→ What is needed
Restate all the data word for word and omit the pictures.

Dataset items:

────

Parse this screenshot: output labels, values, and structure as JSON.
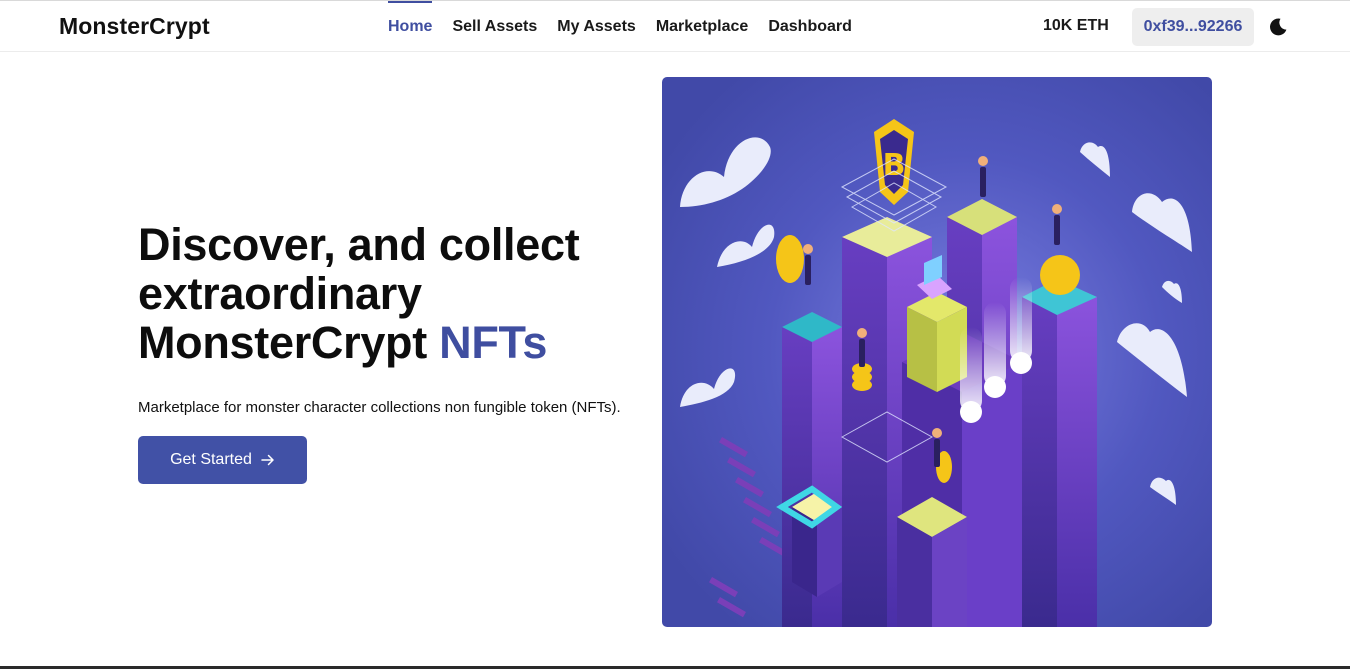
{
  "header": {
    "brand": "MonsterCrypt",
    "nav": [
      {
        "label": "Home",
        "active": true
      },
      {
        "label": "Sell Assets",
        "active": false
      },
      {
        "label": "My Assets",
        "active": false
      },
      {
        "label": "Marketplace",
        "active": false
      },
      {
        "label": "Dashboard",
        "active": false
      }
    ],
    "balance": "10K ETH",
    "wallet_address": "0xf39...92266",
    "theme_icon": "moon-icon"
  },
  "hero": {
    "title_line1": "Discover, and collect",
    "title_line2": "extraordinary",
    "title_line3": "MonsterCrypt",
    "title_accent": "NFTs",
    "subtitle": "Marketplace for monster character collections non fungible token (NFTs).",
    "cta_label": "Get Started",
    "cta_icon": "arrow-right-icon",
    "illustration": "isometric-crypto-city-illustration"
  },
  "colors": {
    "accent": "#3f4ea0",
    "button": "#4151a6",
    "wallet_bg": "#eeeeee",
    "illustration_bg": "#4b52b8"
  }
}
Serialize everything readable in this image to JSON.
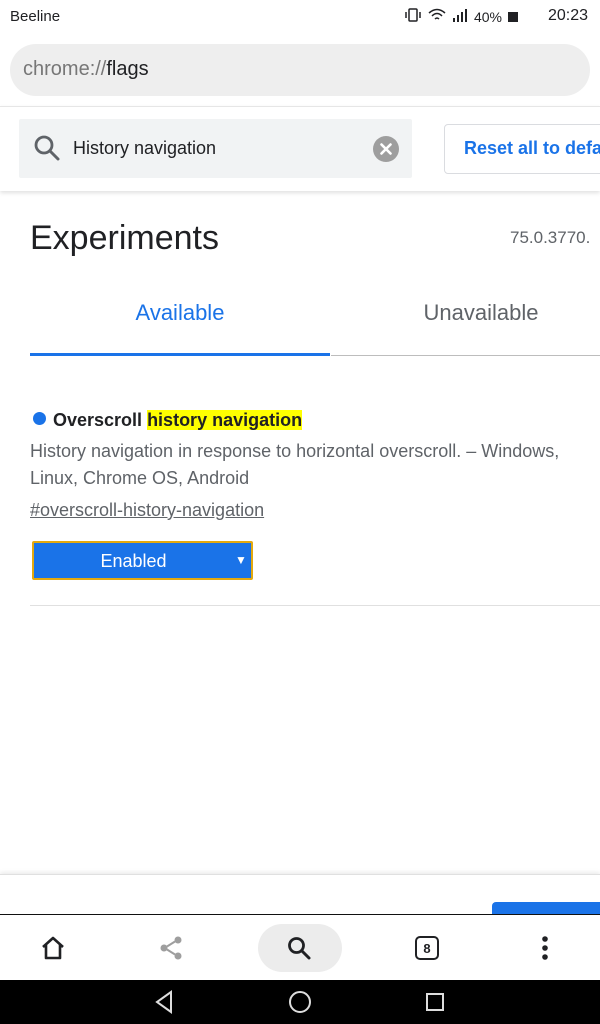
{
  "status_bar": {
    "carrier": "Beeline",
    "battery": "40%",
    "time": "20:23"
  },
  "url_bar": {
    "scheme": "chrome://",
    "host": "flags"
  },
  "search": {
    "value": "History navigation",
    "reset_label": "Reset all to default"
  },
  "header": {
    "title": "Experiments",
    "version": "75.0.3770."
  },
  "tabs": [
    {
      "label": "Available",
      "active": true
    },
    {
      "label": "Unavailable",
      "active": false
    }
  ],
  "flag": {
    "title_prefix": "Overscroll ",
    "title_highlight": "history navigation",
    "description": "History navigation in response to horizontal overscroll. – Windows, Linux, Chrome OS, Android",
    "link": "#overscroll-history-navigation",
    "selected_option": "Enabled"
  },
  "toolbar": {
    "tab_count": "8"
  },
  "colors": {
    "accent": "#1a73e8",
    "highlight": "#ffff00"
  }
}
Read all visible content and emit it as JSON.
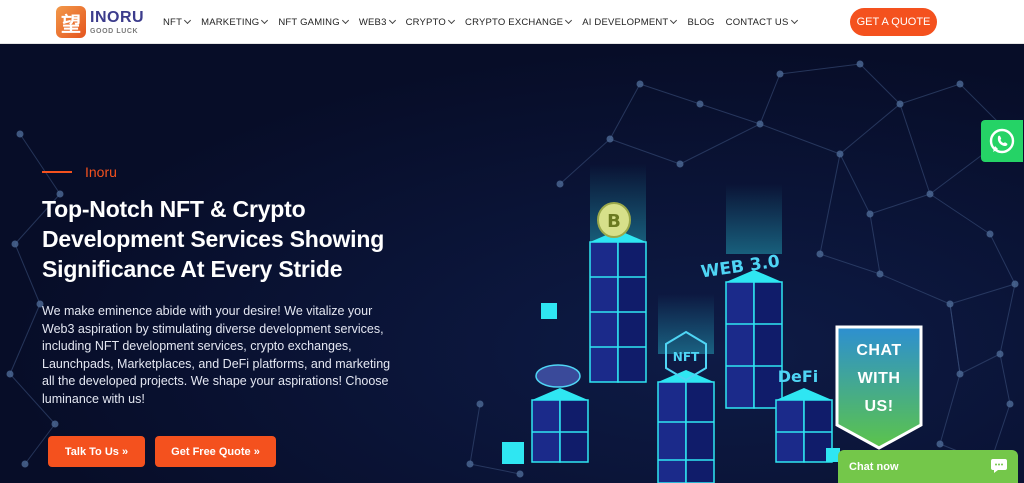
{
  "brand": {
    "logo_glyph": "望",
    "name": "INORU",
    "tagline": "GOOD LUCK"
  },
  "nav": {
    "items": [
      {
        "label": "NFT",
        "dropdown": true
      },
      {
        "label": "MARKETING",
        "dropdown": true
      },
      {
        "label": "NFT GAMING",
        "dropdown": true
      },
      {
        "label": "WEB3",
        "dropdown": true
      },
      {
        "label": "CRYPTO",
        "dropdown": true
      },
      {
        "label": "CRYPTO EXCHANGE",
        "dropdown": true
      },
      {
        "label": "AI DEVELOPMENT",
        "dropdown": true
      },
      {
        "label": "BLOG",
        "dropdown": false
      },
      {
        "label": "CONTACT US",
        "dropdown": true
      }
    ],
    "cta": "GET A QUOTE"
  },
  "hero": {
    "eyebrow": "Inoru",
    "title": "Top-Notch NFT & Crypto Development Services Showing Significance At Every Stride",
    "description": "We make eminence abide with your desire! We vitalize your Web3 aspiration by stimulating diverse development services, including NFT development services, crypto exchanges, Launchpads, Marketplaces, and DeFi platforms, and marketing all the developed projects. We shape your aspirations! Choose luminance with us!",
    "primary_button": "Talk To Us »",
    "secondary_button": "Get Free Quote »"
  },
  "illustration": {
    "labels": [
      "WEB 3.0",
      "NFT",
      "DeFi",
      "B"
    ]
  },
  "chat_widget": {
    "badge_lines": [
      "CHAT",
      "WITH",
      "US!"
    ],
    "bar_label": "Chat now"
  },
  "colors": {
    "accent": "#f4511e",
    "background": "#0a1130",
    "whatsapp": "#25d366",
    "chat": "#74c74a",
    "cube": "#2fe6f2"
  }
}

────

→ Response to the task
Parse this screenshot: output labels, values, and structure as JSON.
{
  "header": {
    "brand": "MonsterCrypt",
    "nav": [
      {
        "label": "Home",
        "active": true
      },
      {
        "label": "Sell Assets",
        "active": false
      },
      {
        "label": "My Assets",
        "active": false
      },
      {
        "label": "Marketplace",
        "active": false
      },
      {
        "label": "Dashboard",
        "active": false
      }
    ],
    "balance": "10K ETH",
    "wallet_address": "0xf39...92266",
    "theme_icon": "moon-icon"
  },
  "hero": {
    "title_line1": "Discover, and collect",
    "title_line2": "extraordinary",
    "title_line3": "MonsterCrypt",
    "title_accent": "NFTs",
    "subtitle": "Marketplace for monster character collections non fungible token (NFTs).",
    "cta_label": "Get Started",
    "cta_icon": "arrow-right-icon",
    "illustration": "isometric-crypto-city-illustration"
  },
  "colors": {
    "accent": "#3f4ea0",
    "button": "#4151a6",
    "wallet_bg": "#eeeeee",
    "illustration_bg": "#4b52b8"
  }
}
Serialize everything readable in this image to JSON.
{
  "status_bar": {
    "carrier": "Beeline",
    "battery": "40%",
    "time": "20:23"
  },
  "url_bar": {
    "scheme": "chrome://",
    "host": "flags"
  },
  "search": {
    "value": "History navigation",
    "reset_label": "Reset all to default"
  },
  "header": {
    "title": "Experiments",
    "version": "75.0.3770."
  },
  "tabs": [
    {
      "label": "Available",
      "active": true
    },
    {
      "label": "Unavailable",
      "active": false
    }
  ],
  "flag": {
    "title_prefix": "Overscroll ",
    "title_highlight": "history navigation",
    "description": "History navigation in response to horizontal overscroll. – Windows, Linux, Chrome OS, Android",
    "link": "#overscroll-history-navigation",
    "selected_option": "Enabled"
  },
  "toolbar": {
    "tab_count": "8"
  },
  "colors": {
    "accent": "#1a73e8",
    "highlight": "#ffff00"
  }
}
Read all visible content and emit it as JSON.
{
  "brand": {
    "logo_glyph": "望",
    "name": "INORU",
    "tagline": "GOOD LUCK"
  },
  "nav": {
    "items": [
      {
        "label": "NFT",
        "dropdown": true
      },
      {
        "label": "MARKETING",
        "dropdown": true
      },
      {
        "label": "NFT GAMING",
        "dropdown": true
      },
      {
        "label": "WEB3",
        "dropdown": true
      },
      {
        "label": "CRYPTO",
        "dropdown": true
      },
      {
        "label": "CRYPTO EXCHANGE",
        "dropdown": true
      },
      {
        "label": "AI DEVELOPMENT",
        "dropdown": true
      },
      {
        "label": "BLOG",
        "dropdown": false
      },
      {
        "label": "CONTACT US",
        "dropdown": true
      }
    ],
    "cta": "GET A QUOTE"
  },
  "hero": {
    "eyebrow": "Inoru",
    "title": "Top-Notch NFT & Crypto Development Services Showing Significance At Every Stride",
    "description": "We make eminence abide with your desire! We vitalize your Web3 aspiration by stimulating diverse development services, including NFT development services, crypto exchanges, Launchpads, Marketplaces, and DeFi platforms, and marketing all the developed projects. We shape your aspirations! Choose luminance with us!",
    "primary_button": "Talk To Us »",
    "secondary_button": "Get Free Quote »"
  },
  "illustration": {
    "labels": [
      "WEB 3.0",
      "NFT",
      "DeFi",
      "B"
    ]
  },
  "chat_widget": {
    "badge_lines": [
      "CHAT",
      "WITH",
      "US!"
    ],
    "bar_label": "Chat now"
  },
  "colors": {
    "accent": "#f4511e",
    "background": "#0a1130",
    "whatsapp": "#25d366",
    "chat": "#74c74a",
    "cube": "#2fe6f2"
  }
}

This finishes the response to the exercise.